Esophageal cancer is when malignant or cancerous cells arise in the esophagus. This cancer can appear in any segment of the esophagus and it’s further classified into squamous cell carcinoma and adenocarcinoma - depending on the type of cells it originates from. Squamous cell carcinoma, as you can tell by its name, arises from squamous epithelium. On the other hand, adeno- means gland. So, adenocarcinoma arises from columnar glandular epithelium. Esophageal cancer is generally considered a poor prognosis cancer, because it doesn't cause symptoms until later stages.

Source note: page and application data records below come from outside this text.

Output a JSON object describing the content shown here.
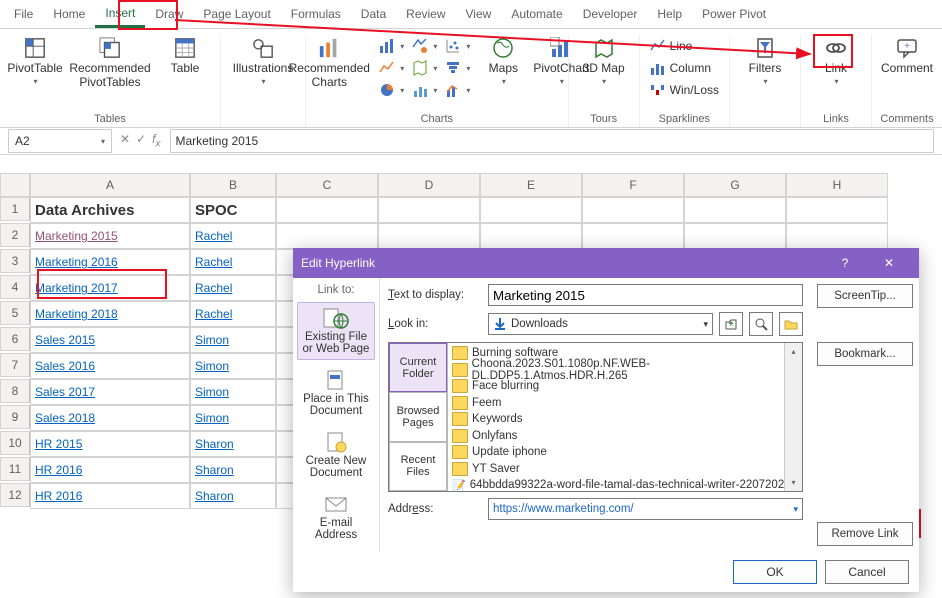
{
  "ribbon_tabs": [
    "File",
    "Home",
    "Insert",
    "Draw",
    "Page Layout",
    "Formulas",
    "Data",
    "Review",
    "View",
    "Automate",
    "Developer",
    "Help",
    "Power Pivot"
  ],
  "selected_tab": "Insert",
  "ribbon": {
    "pivot": "PivotTable",
    "rec_pivot": "Recommended PivotTables",
    "table": "Table",
    "illus": "Illustrations",
    "rec_chart": "Recommended Charts",
    "maps": "Maps",
    "pivotchart": "PivotChart",
    "map3d": "3D Map",
    "spark_line": "Line",
    "spark_col": "Column",
    "spark_wl": "Win/Loss",
    "filters": "Filters",
    "link": "Link",
    "comment": "Comment",
    "grp_tables": "Tables",
    "grp_charts": "Charts",
    "grp_tours": "Tours",
    "grp_spark": "Sparklines",
    "grp_links": "Links",
    "grp_comments": "Comments"
  },
  "namebox": "A2",
  "formula": "Marketing 2015",
  "cols": [
    "A",
    "B",
    "C",
    "D",
    "E",
    "F",
    "G",
    "H"
  ],
  "header": {
    "a": "Data Archives",
    "b": "SPOC"
  },
  "rows": [
    {
      "n": "1",
      "a": "Data Archives",
      "b": "SPOC",
      "hdr": true
    },
    {
      "n": "2",
      "a": "Marketing 2015",
      "b": "Rachel",
      "visited": true
    },
    {
      "n": "3",
      "a": "Marketing 2016",
      "b": "Rachel"
    },
    {
      "n": "4",
      "a": "Marketing 2017",
      "b": "Rachel"
    },
    {
      "n": "5",
      "a": "Marketing 2018",
      "b": "Rachel"
    },
    {
      "n": "6",
      "a": "Sales 2015",
      "b": "Simon"
    },
    {
      "n": "7",
      "a": "Sales 2016",
      "b": "Simon"
    },
    {
      "n": "8",
      "a": "Sales 2017",
      "b": "Simon"
    },
    {
      "n": "9",
      "a": "Sales 2018",
      "b": "Simon"
    },
    {
      "n": "10",
      "a": "HR 2015",
      "b": "Sharon"
    },
    {
      "n": "11",
      "a": "HR 2016",
      "b": "Sharon"
    },
    {
      "n": "12",
      "a": "HR 2016",
      "b": "Sharon"
    }
  ],
  "dialog": {
    "title": "Edit Hyperlink",
    "link_to": "Link to:",
    "cards": {
      "web": "Existing File or Web Page",
      "place": "Place in This Document",
      "new": "Create New Document",
      "mail": "E-mail Address"
    },
    "text_to_display_label": "Text to display:",
    "text_to_display": "Marketing 2015",
    "lookin_label": "Look in:",
    "lookin": "Downloads",
    "browse_tabs": {
      "cur": "Current Folder",
      "brw": "Browsed Pages",
      "rec": "Recent Files"
    },
    "files": [
      "Burning software",
      "Choona.2023.S01.1080p.NF.WEB-DL.DDP5.1.Atmos.HDR.H.265",
      "Face blurring",
      "Feem",
      "Keywords",
      "Onlyfans",
      "Update iphone",
      "YT Saver",
      "64bbdda99322a-word-file-tamal-das-technical-writer-2207202"
    ],
    "address_label": "Address:",
    "address": "https://www.marketing.com/",
    "screentip": "ScreenTip...",
    "bookmark": "Bookmark...",
    "remove": "Remove Link",
    "ok": "OK",
    "cancel": "Cancel"
  }
}
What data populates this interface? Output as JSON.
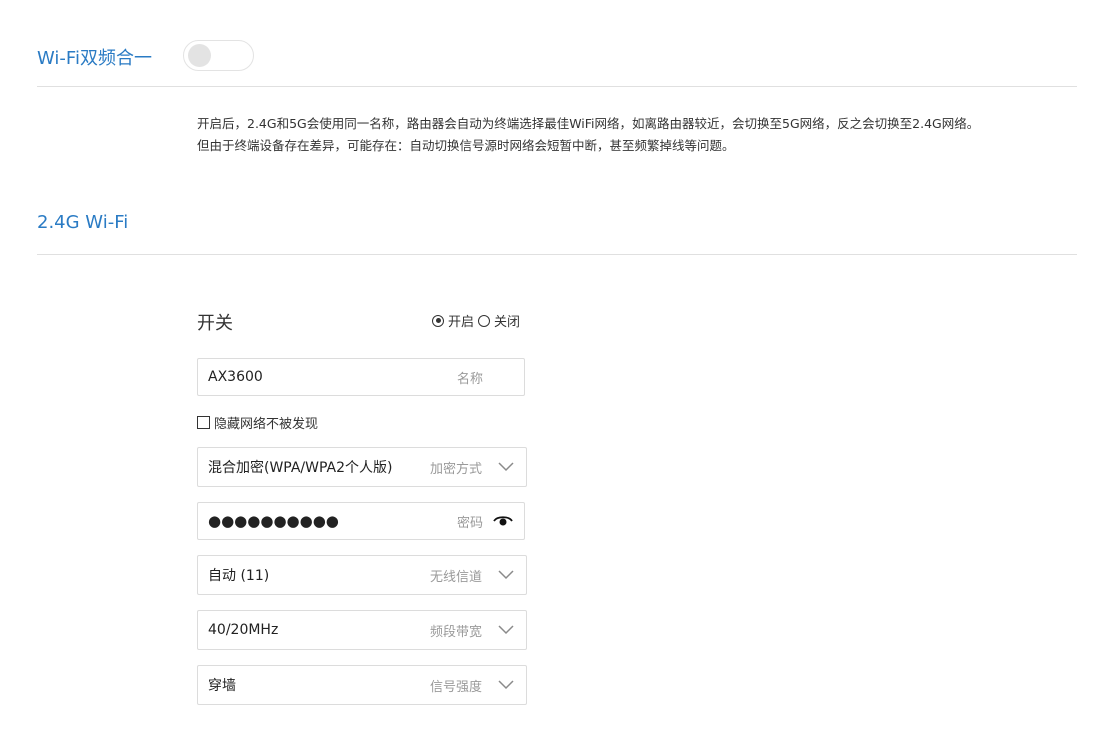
{
  "dual_band": {
    "title": "Wi-Fi双频合一",
    "enabled": false,
    "description_lines": [
      "开启后，2.4G和5G会使用同一名称，路由器会自动为终端选择最佳WiFi网络，如离路由器较近，会切换至5G网络，反之会切换至2.4G网络。",
      "但由于终端设备存在差异，可能存在：自动切换信号源时网络会短暂中断，甚至频繁掉线等问题。"
    ]
  },
  "wifi_24g": {
    "title": "2.4G Wi-Fi",
    "switch_label": "开关",
    "switch_on_label": "开启",
    "switch_off_label": "关闭",
    "switch_state": "on",
    "ssid": {
      "value": "AX3600",
      "hint": "名称"
    },
    "hide_network": {
      "label": "隐藏网络不被发现",
      "checked": false
    },
    "encryption": {
      "value": "混合加密(WPA/WPA2个人版)",
      "hint": "加密方式"
    },
    "password": {
      "value": "●●●●●●●●●●",
      "hint": "密码"
    },
    "channel": {
      "value": "自动 (11)",
      "hint": "无线信道"
    },
    "bandwidth": {
      "value": "40/20MHz",
      "hint": "频段带宽"
    },
    "signal_strength": {
      "value": "穿墙",
      "hint": "信号强度"
    }
  },
  "colors": {
    "accent": "#2a7bc4",
    "divider": "#e0e0e0",
    "hint": "#9a9a9a"
  }
}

The esophagus is a long tube going from the pharynx to the stomach, and it’s connected to the pharynx through the upper esophageal sphincter, and to the stomach through the lower esophageal sphincter. Both relax during swallowing to allow the passage of food or liquids. Additionally, the lower esophageal sphincter is tightly closed between meals to prevent acid reflux. Now, the esophageal wall has four layers - from the outside in, these are the adventitia ; the muscular layer; the submucosa and the mucosa. The mucosa comes into direct contact with food, and it protects the esophageal wall from friction. The mucosa also has three layers of its own: a layer made of stratified squamous epithelium; a layer of connective tissue, called the lamina propria; and a layer of muscle cells, called the muscularis mucosae. Finally, at the lower esophageal sphincter, the squamous epithelium joins the columnar gastric epithelium to form the gastroesophageal junction.
Now, squamous cell carcinoma is the most common type of esophageal cancer worldwide, and it originates in the squamous epithelium of the esophagus, most often in the upper two thirds. When this epithelium is repeatedly exposed to risk factors like alcohol, cigarette smoke, or hot fluids, it gets damaged, so the squamous cells divide to replace the old damaged cells. With each division, there is a risk that a mutation can occur in the genes that are in charge of the cell cycle and cell division. Mutations can occur in tumor suppressor genes, which normally code for proteins that stop the cell cycle or promote apoptosis - so they’re the cell cycle’s very own brake pedal. Or they can occur in proto-oncogenes, which normally code for proteins that promote the cell cycle - so they’re the cell cycle’s accelerator pedal. When this happens, squamous cells start dividing uncontrollably, and more mutations accumulate with each division. So eventually, these mutations might make the cells malignant - meaning they gain the ability to invade neighboring tissues and spread to distant sites.